Yacoub M.,Imperial College London |
Yacoub M.,Aswan Heart Center |
Yacoub M.,Harefield Heart Science Center |
ElGuindy A.,Aswan Heart Center |
And 3 more authors.
Journal of Cardiovascular Translational Research | Year: 2014
Cardiovascular disease (CVD) is currently the leading cause of mortality in the world, and it is estimated that 80 % of the disease burden is encountered in low- and middle-income countries (LMICs). While numerous wake-up calls have been issued in the recent years to face this emerging epidemic, little has been achieved. One particularly deficient area is cardiac surgery. This article aims to address the challenges and barriers to establishing cardiac surgery programs in LMICs and some of the existing efforts to overcome them, focusing on a center in Aswan, Egypt, as an example. © 2014, Springer Science+Business Media New York. Source
Gogas B.D.,National and Kapodistrian University of Athens |
Gogas B.D.,Erasmus Medical Center |
Parissis J.T.,National and Kapodistrian University of Athens |
Iliodromitis E.K.,National and Kapodistrian University of Athens |
And 6 more authors.
Hellenic Journal of Cardiology | Year: 2010

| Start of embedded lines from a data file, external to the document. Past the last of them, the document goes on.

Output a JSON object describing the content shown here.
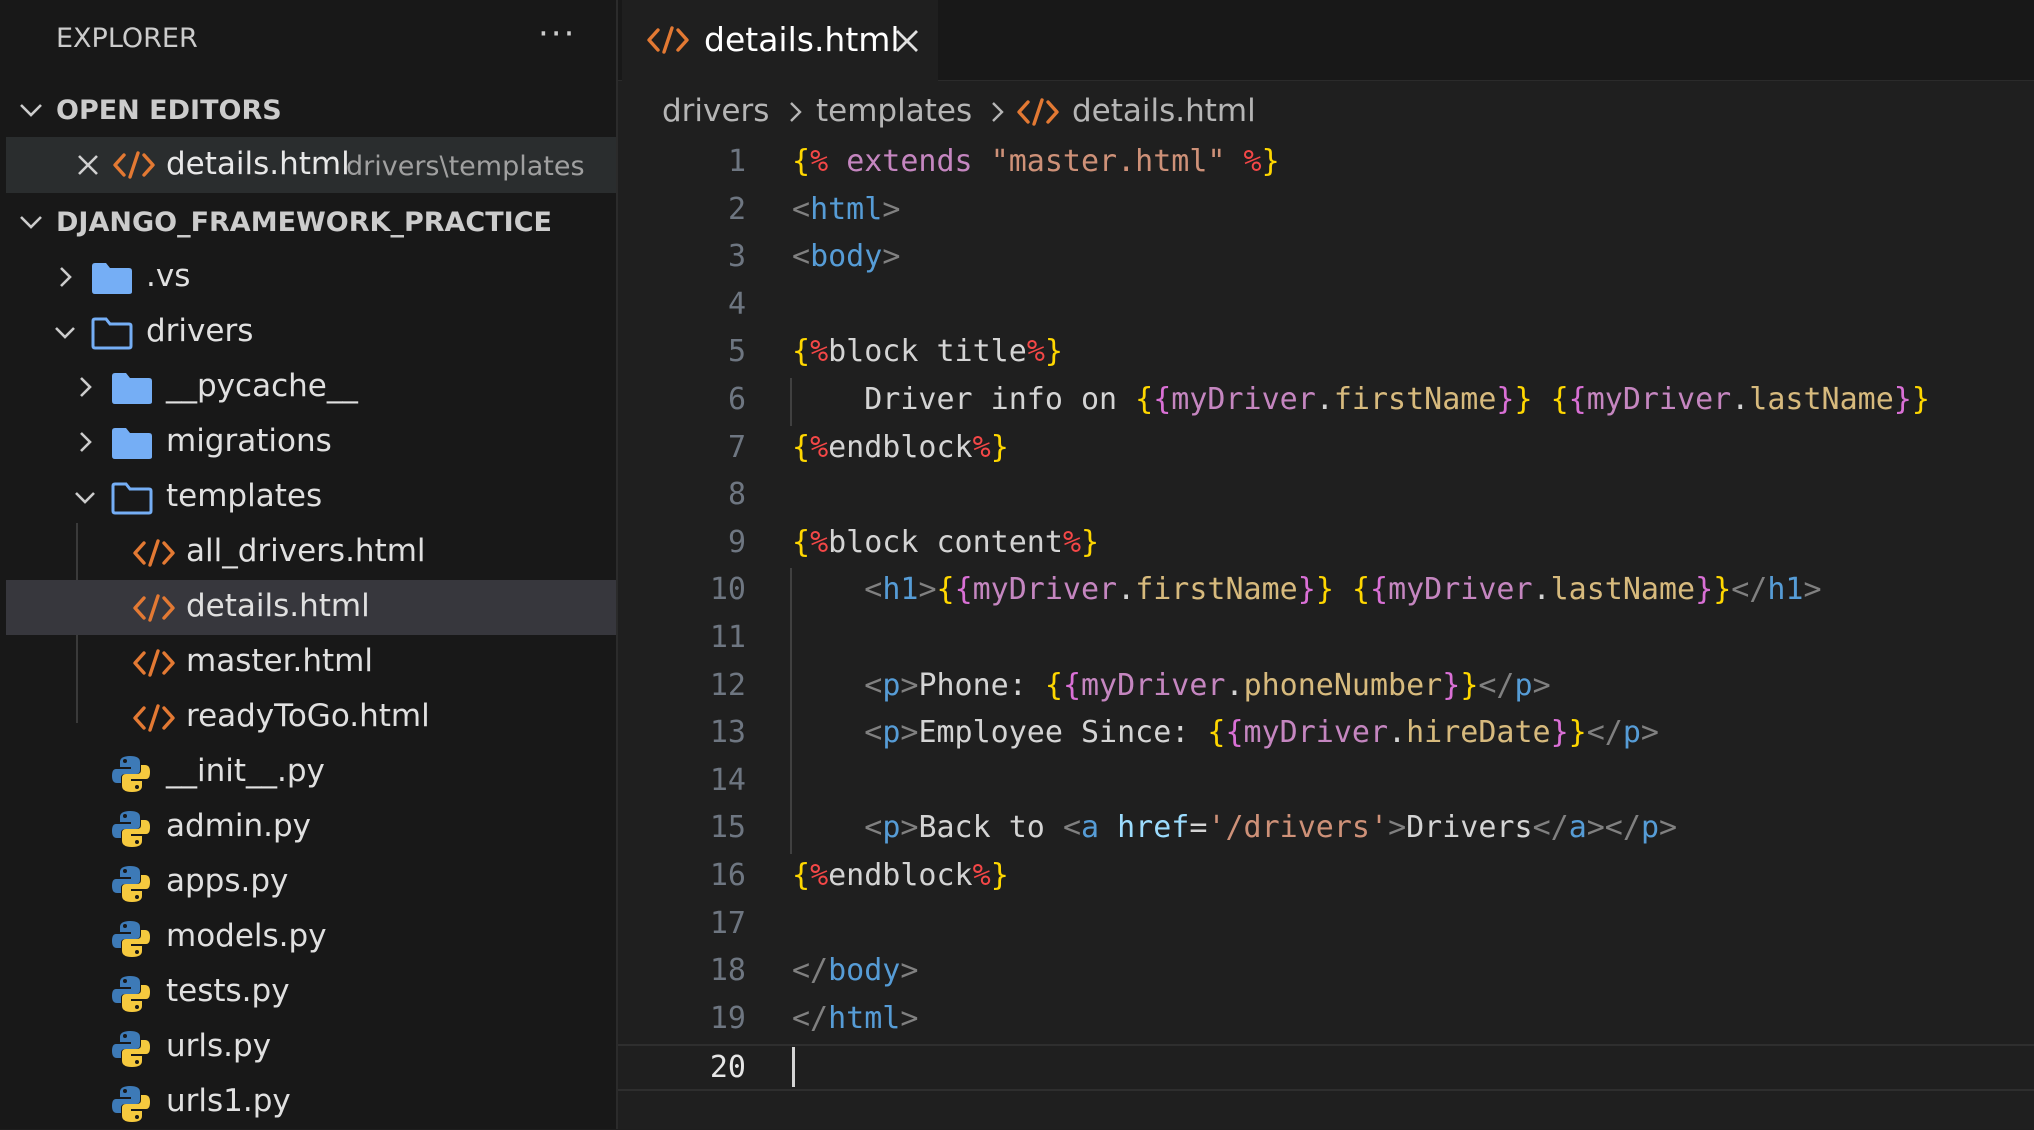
{
  "explorer": {
    "title": "EXPLORER",
    "more_icon": "ellipsis-icon",
    "open_editors_label": "OPEN EDITORS",
    "open_editors": [
      {
        "name": "details.html",
        "path": "drivers\\templates"
      }
    ],
    "project_label": "DJANGO_FRAMEWORK_PRACTICE",
    "tree": [
      {
        "label": ".vs",
        "kind": "folder",
        "expanded": false
      },
      {
        "label": "drivers",
        "kind": "folder",
        "expanded": true
      },
      {
        "label": "__pycache__",
        "kind": "folder",
        "expanded": false
      },
      {
        "label": "migrations",
        "kind": "folder",
        "expanded": false
      },
      {
        "label": "templates",
        "kind": "folder",
        "expanded": true
      },
      {
        "label": "all_drivers.html",
        "kind": "html"
      },
      {
        "label": "details.html",
        "kind": "html",
        "selected": true
      },
      {
        "label": "master.html",
        "kind": "html"
      },
      {
        "label": "readyToGo.html",
        "kind": "html"
      },
      {
        "label": "__init__.py",
        "kind": "python"
      },
      {
        "label": "admin.py",
        "kind": "python"
      },
      {
        "label": "apps.py",
        "kind": "python"
      },
      {
        "label": "models.py",
        "kind": "python"
      },
      {
        "label": "tests.py",
        "kind": "python"
      },
      {
        "label": "urls.py",
        "kind": "python"
      },
      {
        "label": "urls1.py",
        "kind": "python"
      }
    ]
  },
  "tab": {
    "label": "details.html"
  },
  "breadcrumb": {
    "parts": [
      "drivers",
      "templates",
      "details.html"
    ]
  },
  "editor": {
    "current_line": 20,
    "lines": [
      {
        "n": "1",
        "tokens": [
          [
            "{",
            "yel"
          ],
          [
            "% ",
            "pct"
          ],
          [
            "extends",
            "kw"
          ],
          [
            " ",
            "txt"
          ],
          [
            "\"master.html\"",
            "str"
          ],
          [
            " %",
            "pct"
          ],
          [
            "}",
            "yel"
          ]
        ]
      },
      {
        "n": "2",
        "tokens": [
          [
            "<",
            "br"
          ],
          [
            "html",
            "tag"
          ],
          [
            ">",
            "br"
          ]
        ]
      },
      {
        "n": "3",
        "tokens": [
          [
            "<",
            "br"
          ],
          [
            "body",
            "tag"
          ],
          [
            ">",
            "br"
          ]
        ]
      },
      {
        "n": "4",
        "tokens": []
      },
      {
        "n": "5",
        "tokens": [
          [
            "{",
            "yel"
          ],
          [
            "%",
            "pct"
          ],
          [
            "block title",
            "txt"
          ],
          [
            "%",
            "pct"
          ],
          [
            "}",
            "yel"
          ]
        ]
      },
      {
        "n": "6",
        "tokens": [
          [
            "    Driver info on ",
            "txt"
          ],
          [
            "{",
            "yel"
          ],
          [
            "{",
            "pink"
          ],
          [
            "myDriver",
            "var"
          ],
          [
            ".",
            "txt"
          ],
          [
            "firstName",
            "prop"
          ],
          [
            "}",
            "pink"
          ],
          [
            "}",
            "yel"
          ],
          [
            " ",
            "txt"
          ],
          [
            "{",
            "yel"
          ],
          [
            "{",
            "pink"
          ],
          [
            "myDriver",
            "var"
          ],
          [
            ".",
            "txt"
          ],
          [
            "lastName",
            "prop"
          ],
          [
            "}",
            "pink"
          ],
          [
            "}",
            "yel"
          ]
        ]
      },
      {
        "n": "7",
        "tokens": [
          [
            "{",
            "yel"
          ],
          [
            "%",
            "pct"
          ],
          [
            "endblock",
            "txt"
          ],
          [
            "%",
            "pct"
          ],
          [
            "}",
            "yel"
          ]
        ]
      },
      {
        "n": "8",
        "tokens": []
      },
      {
        "n": "9",
        "tokens": [
          [
            "{",
            "yel"
          ],
          [
            "%",
            "pct"
          ],
          [
            "block content",
            "txt"
          ],
          [
            "%",
            "pct"
          ],
          [
            "}",
            "yel"
          ]
        ]
      },
      {
        "n": "10",
        "tokens": [
          [
            "    ",
            "txt"
          ],
          [
            "<",
            "br"
          ],
          [
            "h1",
            "tag"
          ],
          [
            ">",
            "br"
          ],
          [
            "{",
            "yel"
          ],
          [
            "{",
            "pink"
          ],
          [
            "myDriver",
            "var"
          ],
          [
            ".",
            "txt"
          ],
          [
            "firstName",
            "prop"
          ],
          [
            "}",
            "pink"
          ],
          [
            "}",
            "yel"
          ],
          [
            " ",
            "txt"
          ],
          [
            "{",
            "yel"
          ],
          [
            "{",
            "pink"
          ],
          [
            "myDriver",
            "var"
          ],
          [
            ".",
            "txt"
          ],
          [
            "lastName",
            "prop"
          ],
          [
            "}",
            "pink"
          ],
          [
            "}",
            "yel"
          ],
          [
            "</",
            "br"
          ],
          [
            "h1",
            "tag"
          ],
          [
            ">",
            "br"
          ]
        ]
      },
      {
        "n": "11",
        "tokens": []
      },
      {
        "n": "12",
        "tokens": [
          [
            "    ",
            "txt"
          ],
          [
            "<",
            "br"
          ],
          [
            "p",
            "tag"
          ],
          [
            ">",
            "br"
          ],
          [
            "Phone: ",
            "txt"
          ],
          [
            "{",
            "yel"
          ],
          [
            "{",
            "pink"
          ],
          [
            "myDriver",
            "var"
          ],
          [
            ".",
            "txt"
          ],
          [
            "phoneNumber",
            "prop"
          ],
          [
            "}",
            "pink"
          ],
          [
            "}",
            "yel"
          ],
          [
            "</",
            "br"
          ],
          [
            "p",
            "tag"
          ],
          [
            ">",
            "br"
          ]
        ]
      },
      {
        "n": "13",
        "tokens": [
          [
            "    ",
            "txt"
          ],
          [
            "<",
            "br"
          ],
          [
            "p",
            "tag"
          ],
          [
            ">",
            "br"
          ],
          [
            "Employee Since: ",
            "txt"
          ],
          [
            "{",
            "yel"
          ],
          [
            "{",
            "pink"
          ],
          [
            "myDriver",
            "var"
          ],
          [
            ".",
            "txt"
          ],
          [
            "hireDate",
            "prop"
          ],
          [
            "}",
            "pink"
          ],
          [
            "}",
            "yel"
          ],
          [
            "</",
            "br"
          ],
          [
            "p",
            "tag"
          ],
          [
            ">",
            "br"
          ]
        ]
      },
      {
        "n": "14",
        "tokens": []
      },
      {
        "n": "15",
        "tokens": [
          [
            "    ",
            "txt"
          ],
          [
            "<",
            "br"
          ],
          [
            "p",
            "tag"
          ],
          [
            ">",
            "br"
          ],
          [
            "Back to ",
            "txt"
          ],
          [
            "<",
            "br"
          ],
          [
            "a",
            "tag"
          ],
          [
            " ",
            "txt"
          ],
          [
            "href",
            "attr"
          ],
          [
            "=",
            "txt"
          ],
          [
            "'/drivers'",
            "str"
          ],
          [
            ">",
            "br"
          ],
          [
            "Drivers",
            "txt"
          ],
          [
            "</",
            "br"
          ],
          [
            "a",
            "tag"
          ],
          [
            "></",
            "br"
          ],
          [
            "p",
            "tag"
          ],
          [
            ">",
            "br"
          ]
        ]
      },
      {
        "n": "16",
        "tokens": [
          [
            "{",
            "yel"
          ],
          [
            "%",
            "pct"
          ],
          [
            "endblock",
            "txt"
          ],
          [
            "%",
            "pct"
          ],
          [
            "}",
            "yel"
          ]
        ]
      },
      {
        "n": "17",
        "tokens": []
      },
      {
        "n": "18",
        "tokens": [
          [
            "</",
            "br"
          ],
          [
            "body",
            "tag"
          ],
          [
            ">",
            "br"
          ]
        ]
      },
      {
        "n": "19",
        "tokens": [
          [
            "</",
            "br"
          ],
          [
            "html",
            "tag"
          ],
          [
            ">",
            "br"
          ]
        ]
      },
      {
        "n": "20",
        "tokens": []
      }
    ]
  },
  "colors": {
    "html_icon": "#e37933",
    "folder": "#75aef5",
    "python_blue": "#3d7ab7",
    "python_yellow": "#f5c93e"
  }
}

Infection following the implantation of a left ventricular assist device (LVAD) is a life-threatening complication with mortality rates ranging from 15% to 44%. Staphylococcus aureus and Staphylococcus epidermidis are the most frequently identified pathogensand are responsible for 60% of LVAD-related infections, local as well as systemic. In this report we describe the successful therapeutic management of a patient who received a Heart Mate II as "bridging-to-recovery", which was complicated by device infection that was managed without device explantation. Source

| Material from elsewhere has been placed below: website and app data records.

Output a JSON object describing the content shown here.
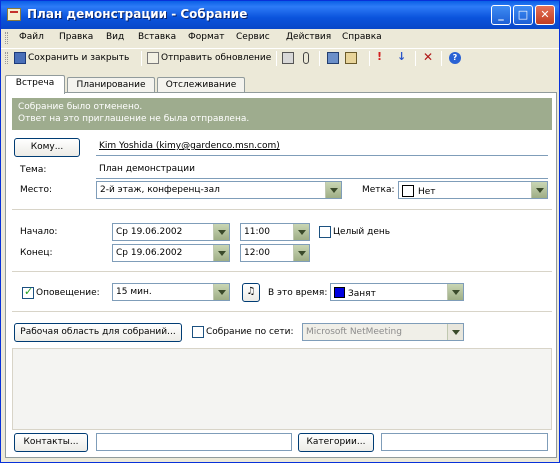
{
  "window": {
    "title": "План демонстрации - Собрание"
  },
  "menu": [
    "Файл",
    "Правка",
    "Вид",
    "Вставка",
    "Формат",
    "Сервис",
    "Действия",
    "Справка"
  ],
  "toolbar": {
    "save_close": "Сохранить и закрыть",
    "send_update": "Отправить обновление"
  },
  "tabs": [
    "Встреча",
    "Планирование",
    "Отслеживание"
  ],
  "info": {
    "line1": "Собрание было отменено.",
    "line2": "Ответ на это приглашение не была отправлена."
  },
  "form": {
    "to_button": "Кому...",
    "to_value": "Kim Yoshida (kimy@gardenco.msn.com)",
    "subject_label": "Тема:",
    "subject_value": "План демонстрации",
    "location_label": "Место:",
    "location_value": "2-й этаж, конференц-зал",
    "label_label": "Метка:",
    "label_value": "Нет",
    "start_label": "Начало:",
    "start_date": "Ср 19.06.2002",
    "start_time": "11:00",
    "allday_label": "Целый день",
    "end_label": "Конец:",
    "end_date": "Ср 19.06.2002",
    "end_time": "12:00",
    "reminder_label": "Оповещение:",
    "reminder_value": "15 мин.",
    "showtime_label": "В это время:",
    "showtime_value": "Занят",
    "showtime_color": "#0000e0",
    "workspace_button": "Рабочая область для собраний...",
    "online_label": "Собрание по сети:",
    "online_value": "Microsoft NetMeeting",
    "contacts_button": "Контакты...",
    "categories_button": "Категории..."
  }
}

Ibrahim M.,Harefield Heart Science Center |
Navaratnarajah M.,Harefield Heart Science Center |
Siedlecka U.,Harefield Heart Science Center |
Rao C.,Harefield Heart Science Center |
And 5 more authors.
European Journal of Heart Failure | Year: 2012
Aim sCa 2+-induced Ca 2+ release (CICR) is critical for contraction in cardiomyocytes. The transverse (t)-tubule system guarantees the proximity of the triggers for Ca 2+ release [L-type Ca 2+ channel, dihydropyridine receptors (DHPRs)] and the sarcoplasmic reticulum Ca 2+ release channels [ryanodine receptors (RyRs)]. Transverse tubule disruption occurs early in heart failure (HF). Clinical studies of left ventricular assist devices in HF indicate that mechanical unloading induces reverse remodelling. We hypothesize that unloading of failing hearts normalizes t-tubule structure and improves CICR.Methods and resultsHeart failure was induced in Lewis rats by left coronary artery ligation for 12 weeks; sham-operated animals were used as controls. Failing hearts were mechanically unloaded for 4 weeks by heterotopic abdominal heart transplantation (HF-UN). HF reduced the t-tubule density measured by di-8-ANEPPS staining in isolated left ventricular myocytes, and this was reversed by unloading. The deterioration in the regularity of the t-tubule system in HF was also reversed in HF-UN. Scanning ion conductance microscopy showed the reappearance of normal surface striations in HF-UN. Electron microscopy revealed recovery of normal t-tubule microarchitecture in HF-UN. L-type Ca 2+ current density, measured using whole-cell patch clamping, was reduced in HF but unaffected by unloading. The variance of the time-to-peak of the Ca 2+ transient, an index of CICR dyssynchrony, was increased in HF and normalized by unloading. The increased Ca 2+ spark frequency observed in HF was reduced in HF-UN. These results could be explained by the recoupling of orphaned RyRs in HF, as indicated by immunofluorescence.ConclusionsOur data show that mechanical unloading of the failing heart reverses the pathological remodelling of the t-tubule system and improves CICR. © 2012 The Author. Source